  7. What strategies are available to help children with dyslexia cope with the Mathematics subject better?

    Chunking is helpful in reducing the load on working memory. Instead of getting the child to remember separate pieces of information, grouping them into meaningful chunks makes learning easier. Another a good way to enhance a child’s understanding of concepts is tapping on prior knowledge and using actual materials (concrete).

    For instance, when teaching fractions, before introducing what fractions are about, it is useful to relate the concept to a real situation such as sharing a piece of cake, pizza or their favourite food with a group of friends. Once they have understood the concept at this level, pictures can be used to represent the object (pictorial). This would help the child to move from concrete to pictorial and eventually to the abstract stage of understanding a concept.

  8. Can a child with dyslexia ever ace in Mathematics?

    With the right support and intervention, it is possible for a child with dyslexia to do well in the subject. It requires customisation of interventional strategies based on in-depth understanding of the learner’s profile and severity of learning difficulties.

  9. Are there learning institutions that provide support for such children?

    DAS provides Maths remediation support for students with dyslexia, amongst its various programmes for students with dyslexia and other SpLDs. Offered by the Specialised Educational Services of DAS, the Maths Programme is an intervention programme that adopts dyslexia-friendly principles to support the needs of learners.

    However, it takes a village to raise a child. Parents will need to be in sync with the strategies learned by their children in class and reinforce their learning at home. It is recommended for parents to equip themselves with relevant knowledge and strategies that can be found online or through the courses offered at the DAS Academy. Events such as the Preschool Seminar and UNITE SpLD are other avenues to pick up tips for supporting children beyond the classroom.

  10. How do such institutions support a child in grasping Mathematics better?

    At the DAS, our Maths Programme Educational Therapists customise lessons to suit each learner’s specific needs. Lessons are interactive and engaging, enabling students to touch and move concrete manipulatives to build up their conceptual understanding of maths topics.

    Both the DAS Maths Programme and the DAS Academy maths courses focus on three approaches: the Concrete-Pictorial-Abstract approach, the Orton-Gillingham principles and the Polya’s Problem Solving approach. These approaches have been weaved into the curriculum of each lesson to make learning more effective.

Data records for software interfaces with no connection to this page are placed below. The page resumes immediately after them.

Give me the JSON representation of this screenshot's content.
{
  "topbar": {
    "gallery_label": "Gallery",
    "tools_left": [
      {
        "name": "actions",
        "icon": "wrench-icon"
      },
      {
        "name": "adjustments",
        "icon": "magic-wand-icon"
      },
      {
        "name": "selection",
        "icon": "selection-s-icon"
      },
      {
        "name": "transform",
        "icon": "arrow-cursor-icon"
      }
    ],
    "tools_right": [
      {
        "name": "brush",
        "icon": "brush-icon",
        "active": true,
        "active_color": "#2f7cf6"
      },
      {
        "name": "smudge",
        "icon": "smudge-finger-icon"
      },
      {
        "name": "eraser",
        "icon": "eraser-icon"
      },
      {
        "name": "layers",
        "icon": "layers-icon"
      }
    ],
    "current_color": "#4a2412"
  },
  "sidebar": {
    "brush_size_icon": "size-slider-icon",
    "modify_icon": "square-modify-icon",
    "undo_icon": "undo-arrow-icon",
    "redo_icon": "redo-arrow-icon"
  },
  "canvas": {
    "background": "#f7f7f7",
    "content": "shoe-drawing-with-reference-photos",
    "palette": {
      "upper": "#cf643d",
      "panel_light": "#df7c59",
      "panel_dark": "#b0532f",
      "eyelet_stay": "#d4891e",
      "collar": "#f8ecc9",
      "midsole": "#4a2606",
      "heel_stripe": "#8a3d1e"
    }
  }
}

    For courses at the DAS Academy, visit or contact them at for more information.

  11. Is financial assistance available to support children in taking up such classes?

    DAS provides bursaries for eligible students. To find out more about bursaries, please contact


Answers provided by:

Siti Mariam, Full-Time Lecturer and Lead Educational Therapist
Rebecca Shalinah, Associate Lecturer and Lead Educational Therapist


Find Tuition/Enrichment Centres